:: Exercise goal ::
When a line of the records contains "Basis", copy it.
---------- Supplied material
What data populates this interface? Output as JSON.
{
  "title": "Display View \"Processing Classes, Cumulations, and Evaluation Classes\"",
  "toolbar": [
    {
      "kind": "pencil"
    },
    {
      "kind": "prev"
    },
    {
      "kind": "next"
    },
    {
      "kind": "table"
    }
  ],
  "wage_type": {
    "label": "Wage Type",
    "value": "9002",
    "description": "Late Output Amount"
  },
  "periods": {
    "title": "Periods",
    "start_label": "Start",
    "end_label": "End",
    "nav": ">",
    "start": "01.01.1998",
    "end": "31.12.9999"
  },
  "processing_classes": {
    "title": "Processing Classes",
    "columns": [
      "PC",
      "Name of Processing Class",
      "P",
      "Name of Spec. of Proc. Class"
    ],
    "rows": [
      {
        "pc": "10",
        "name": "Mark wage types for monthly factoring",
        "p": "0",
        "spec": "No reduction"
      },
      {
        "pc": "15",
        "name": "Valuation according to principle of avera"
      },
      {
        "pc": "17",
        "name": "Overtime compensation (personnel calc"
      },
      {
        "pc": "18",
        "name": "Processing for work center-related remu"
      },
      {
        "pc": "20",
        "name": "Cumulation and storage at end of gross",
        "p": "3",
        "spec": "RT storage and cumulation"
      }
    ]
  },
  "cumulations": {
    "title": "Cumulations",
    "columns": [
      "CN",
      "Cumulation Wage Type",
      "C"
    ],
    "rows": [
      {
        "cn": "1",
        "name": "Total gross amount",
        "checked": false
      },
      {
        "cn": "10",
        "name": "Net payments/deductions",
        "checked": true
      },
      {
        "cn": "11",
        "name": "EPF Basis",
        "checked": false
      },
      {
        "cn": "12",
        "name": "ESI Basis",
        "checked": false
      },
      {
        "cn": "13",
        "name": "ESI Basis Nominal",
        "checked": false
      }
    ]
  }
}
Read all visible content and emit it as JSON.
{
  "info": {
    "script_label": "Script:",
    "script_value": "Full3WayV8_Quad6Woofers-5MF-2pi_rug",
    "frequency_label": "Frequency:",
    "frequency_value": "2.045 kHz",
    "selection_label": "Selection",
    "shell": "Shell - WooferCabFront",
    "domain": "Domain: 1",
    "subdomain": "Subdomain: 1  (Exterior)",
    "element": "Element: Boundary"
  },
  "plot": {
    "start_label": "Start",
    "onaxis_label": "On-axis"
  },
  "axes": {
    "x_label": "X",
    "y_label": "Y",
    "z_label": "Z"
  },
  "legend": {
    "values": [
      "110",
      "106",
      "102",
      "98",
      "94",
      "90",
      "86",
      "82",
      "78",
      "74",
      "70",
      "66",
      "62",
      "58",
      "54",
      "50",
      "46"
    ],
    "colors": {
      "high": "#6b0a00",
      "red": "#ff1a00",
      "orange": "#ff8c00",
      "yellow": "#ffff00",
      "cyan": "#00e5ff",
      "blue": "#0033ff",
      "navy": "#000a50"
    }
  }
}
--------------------
:: Written answer ::
        "name": "EPF Basis",
        "name": "ESI Basis",
        "name": "ESI Basis Nominal",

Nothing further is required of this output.